Above: Dual missile rails for AIM-9s are present, as seen here, as well as single equivalents.
The kit does fall down in its weaponry, which is slightly clunky; there are six Mk.82 Snakeye retard-tail bombs, two triple ejector racks, AIM-9B Sidewinder and Matra Magic missiles. The latter are particularly poor, with incorrectly-shaped forward fins. There is the choice of single or dual AIM-9 rails for the US variants.
Above: You’re best removing the forward fins from these Matra Magic missiles if building either of the French aircraft, and making more accurate replacements with plastic card. Or, remove the forward fins altogether and cut down the rear fins, to create practice rounds.
Above: Mk.82 Snakeye bombs and triple ejector racks are provided. If you want more refinement, better examples of both can be found in Hasegawa's Aircraft Weapons I: US Bombs & Rocket Launchers
As mentioned, the winning inclusion is the busy and richly-coloured decal sheet which, besides the US Navy/Marines liveries, provides markings for the older and late-service camouflage on French Aéronavale F-8E(FN)s. The liveries are:
• 149202/211/AB, VF-11 ‘Red Rippers’, US Navy, CVW-1, USS Roosevelt, 1965
• 149143/55/XF, VX-4, US Navy, NAS Point Mugu, California, 1967
• 150912/105/WD, VMF(AW)-212 ‘Lancers’, US Marine Corps, USS Oriskany, CVW-16, Gulf of Tonkin, 1965

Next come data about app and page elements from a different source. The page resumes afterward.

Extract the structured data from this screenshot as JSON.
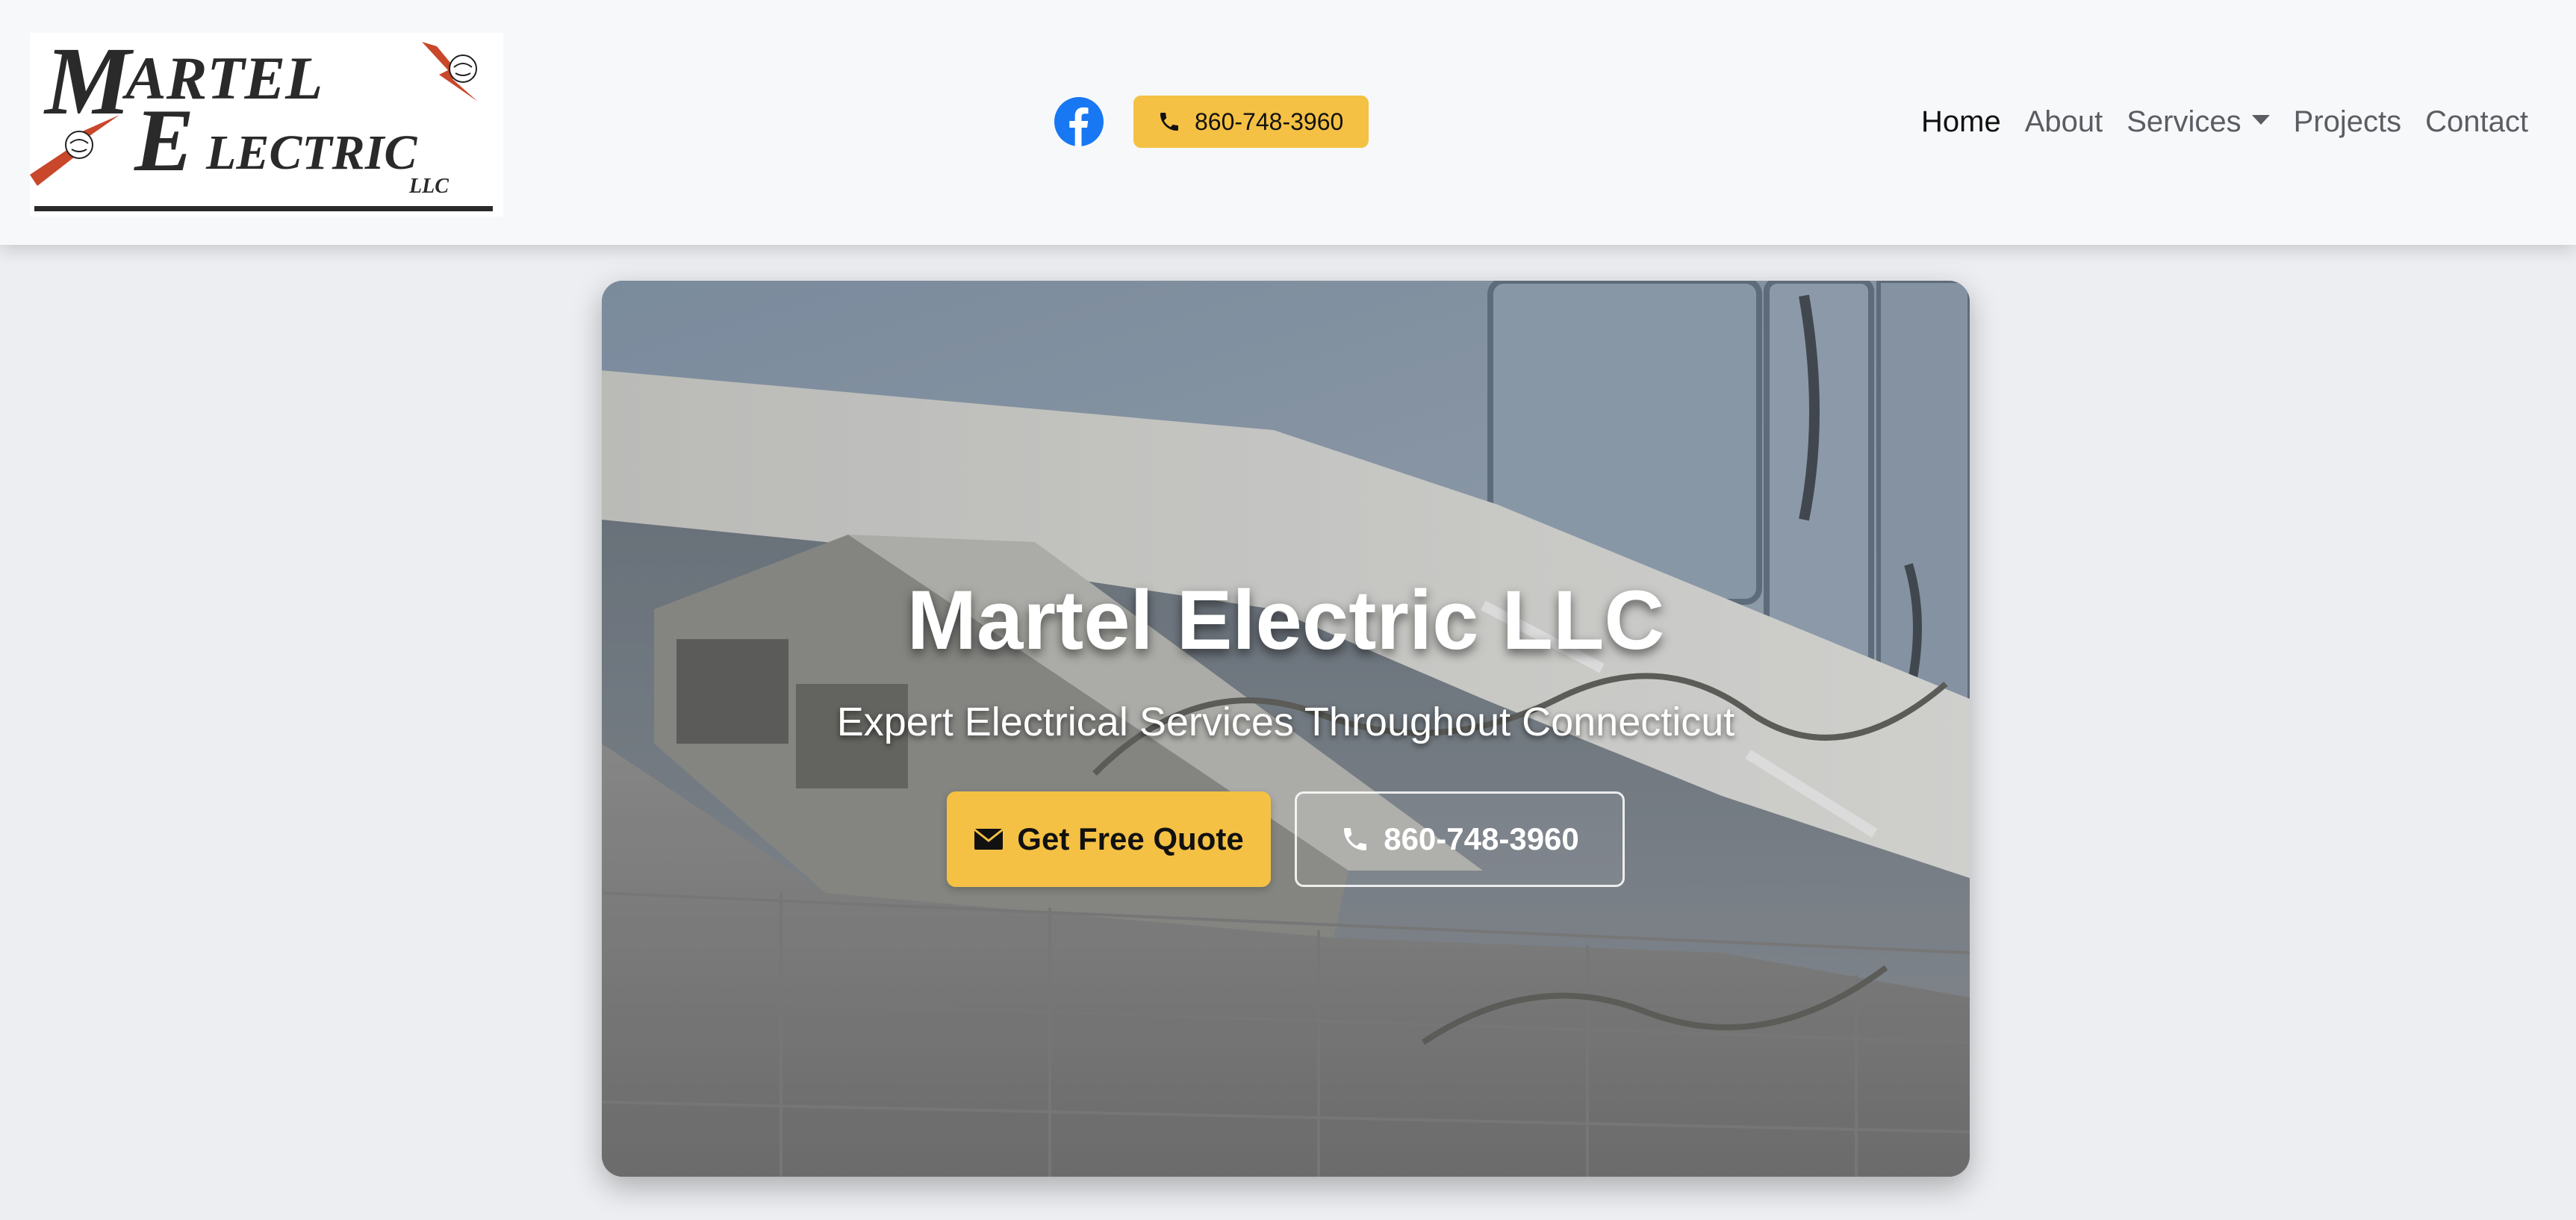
{
  "brand": {
    "logo_line1": "ARTEL",
    "logo_line2": "LECTRIC",
    "logo_suffix": "LLC",
    "logo_initial_1": "M",
    "logo_initial_2": "E",
    "accent_color": "#f4c144",
    "logo_bolt_color": "#c9472b"
  },
  "header": {
    "social_icon": "facebook-icon",
    "phone_icon": "phone-icon",
    "phone": "860-748-3960"
  },
  "nav": {
    "items": [
      {
        "label": "Home",
        "active": true
      },
      {
        "label": "About"
      },
      {
        "label": "Services",
        "dropdown": true
      },
      {
        "label": "Projects"
      },
      {
        "label": "Contact"
      }
    ]
  },
  "hero": {
    "title": "Martel Electric LLC",
    "subtitle": "Expert Electrical Services Throughout Connecticut",
    "cta_primary": "Get Free Quote",
    "cta_primary_icon": "envelope-icon",
    "cta_secondary": "860-748-3960",
    "cta_secondary_icon": "phone-icon"
  }
}
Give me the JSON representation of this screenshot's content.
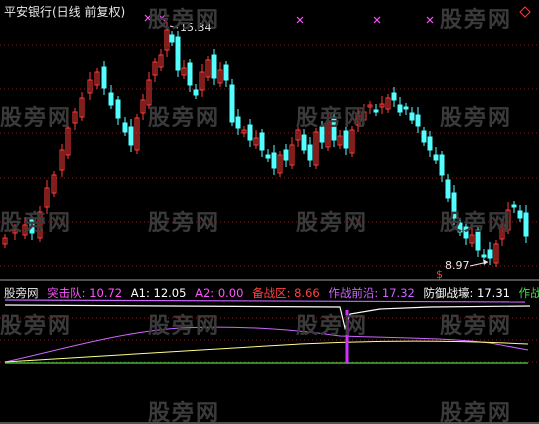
{
  "title": "平安银行(日线 前复权)",
  "price": {
    "high_label": "15.34",
    "low_label": "8.97",
    "signal_mark": "$"
  },
  "watermark": "股旁网",
  "indicator": {
    "name": "股旁网",
    "items": [
      {
        "label": "突击队",
        "value": "10.72",
        "color": "#ff55ff"
      },
      {
        "label": "A1",
        "value": "12.05",
        "color": "#ffffff"
      },
      {
        "label": "A2",
        "value": "0.00",
        "color": "#ff55ff"
      },
      {
        "label": "备战区",
        "value": "8.66",
        "color": "#ff4444"
      },
      {
        "label": "作战前沿",
        "value": "17.32",
        "color": "#cc66ff"
      },
      {
        "label": "防御战壕",
        "value": "17.31",
        "color": "#ffffff"
      },
      {
        "label": "作战总",
        "value": "",
        "color": "#44dd44"
      }
    ]
  },
  "colors": {
    "up": "#ff3b3b",
    "down": "#54ffff",
    "grid": "#8b1a1a",
    "marker": "#ff55ff"
  }
}
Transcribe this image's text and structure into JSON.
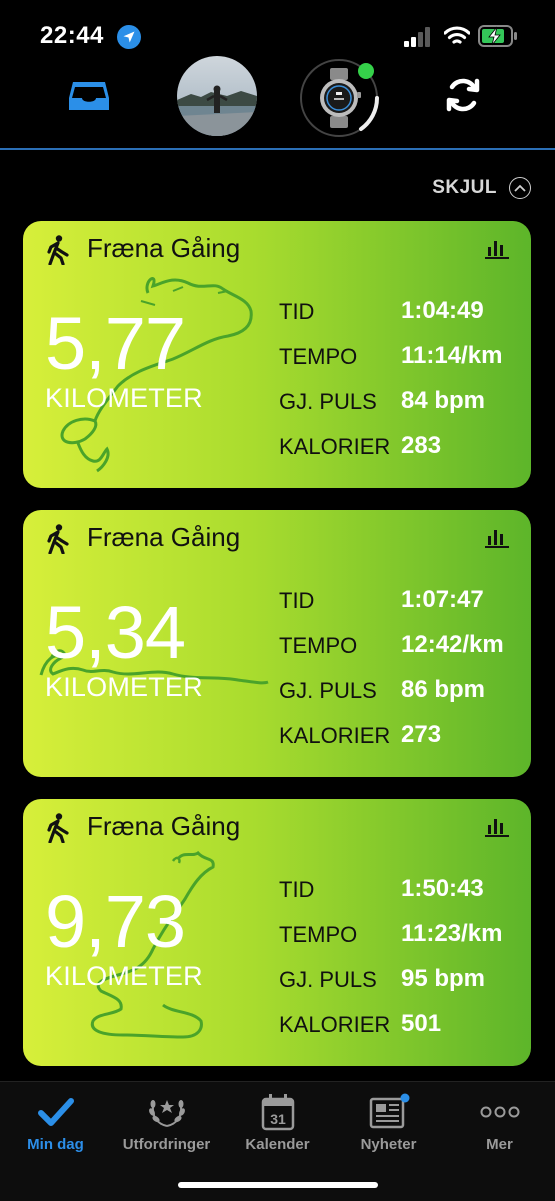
{
  "status_bar": {
    "time": "22:44",
    "battery_color": "#34c759"
  },
  "header": {
    "inbox_icon": "inbox-icon",
    "sync_icon": "sync-icon",
    "accent": "#2b8fe8",
    "watch_status_color": "#35d14a"
  },
  "hide_toggle": {
    "label": "SKJUL"
  },
  "activities": [
    {
      "title": "Fræna Gåing",
      "distance": "5,77",
      "unit": "KILOMETER",
      "stats": [
        {
          "label": "TID",
          "value": "1:04:49"
        },
        {
          "label": "TEMPO",
          "value": "11:14/km"
        },
        {
          "label": "GJ. PULS",
          "value": "84 bpm"
        },
        {
          "label": "KALORIER",
          "value": "283"
        }
      ]
    },
    {
      "title": "Fræna Gåing",
      "distance": "5,34",
      "unit": "KILOMETER",
      "stats": [
        {
          "label": "TID",
          "value": "1:07:47"
        },
        {
          "label": "TEMPO",
          "value": "12:42/km"
        },
        {
          "label": "GJ. PULS",
          "value": "86 bpm"
        },
        {
          "label": "KALORIER",
          "value": "273"
        }
      ]
    },
    {
      "title": "Fræna Gåing",
      "distance": "9,73",
      "unit": "KILOMETER",
      "stats": [
        {
          "label": "TID",
          "value": "1:50:43"
        },
        {
          "label": "TEMPO",
          "value": "11:23/km"
        },
        {
          "label": "GJ. PULS",
          "value": "95 bpm"
        },
        {
          "label": "KALORIER",
          "value": "501"
        }
      ]
    }
  ],
  "tabs": [
    {
      "label": "Min dag",
      "icon": "checkmark-icon",
      "active": true
    },
    {
      "label": "Utfordringer",
      "icon": "laurel-icon",
      "active": false
    },
    {
      "label": "Kalender",
      "icon": "calendar-icon",
      "calendar_day": "31",
      "active": false
    },
    {
      "label": "Nyheter",
      "icon": "newspaper-icon",
      "active": false
    },
    {
      "label": "Mer",
      "icon": "more-icon",
      "active": false
    }
  ]
}
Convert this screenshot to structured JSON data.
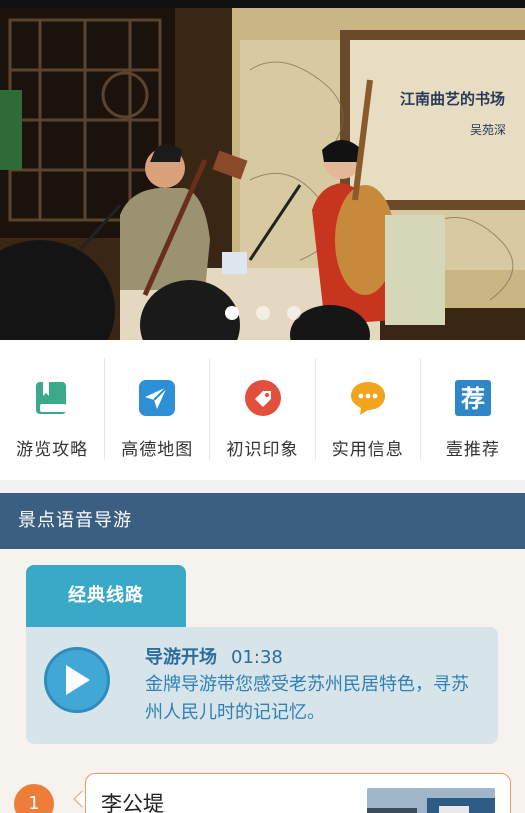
{
  "banner": {
    "sign_text": "江南曲艺的书场",
    "sign_subtext": "吴苑深",
    "slides": 3,
    "active_slide": 1
  },
  "quicknav": [
    {
      "label": "游览攻略",
      "icon": "book-icon",
      "color": "#3aaa8a"
    },
    {
      "label": "高德地图",
      "icon": "map-send-icon",
      "color": "#2d8fd6"
    },
    {
      "label": "初识印象",
      "icon": "tag-icon",
      "color": "#e0503c"
    },
    {
      "label": "实用信息",
      "icon": "chat-bubble-icon",
      "color": "#f2a41f"
    },
    {
      "label": "壹推荐",
      "icon": "recommend-icon",
      "color": "#2f86c9"
    }
  ],
  "section": {
    "title": "景点语音导游"
  },
  "route": {
    "tab_label": "经典线路",
    "audio_title": "导游开场",
    "audio_duration": "01:38",
    "audio_desc": "金牌导游带您感受老苏州民居特色，寻苏州人民儿时的记记忆。"
  },
  "stops": [
    {
      "number": "1",
      "name": "李公堤"
    }
  ],
  "colors": {
    "section_bar": "#3b5f82",
    "accent_blue": "#3aa8c7",
    "stop_orange": "#ee7d3a"
  }
}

• 140302/3/DR, VMF(AW)-312 ‘Checkerboards’, Da Nang, South Vietnam, 1965
• F-8E(FN), 39, Flotille 14 F, French Aéronavale, Landivisiau, France, June 1985
• F-8E(FN), 3, Flotille 12 F, French Aéronavale, Landivisiau, France, June 1985
The US Navy/Marines jets are all in the standard Light Gull Gray over white, as is the earlier-scheme French example, but the other Aéronavale machine is in overall Intermediate Blue.
If you want the best detail and build quality, Academy’s kit is the winner, but if you can’t locate one ̶ and/or the choice of colour schemes with Italeri’s boxing is more appealing, it won’t take too much extra work to make the latter look pleasing. A little scratch-built embellishment in places will work wonders, and the engraved panel lines make the kit look more modern than it is. Build it for nostalgia, or just for the sheer heck of it… either way it’ll be fun!
Italeri kits are available in the UK via The Hobby Company: www.hobbyco.net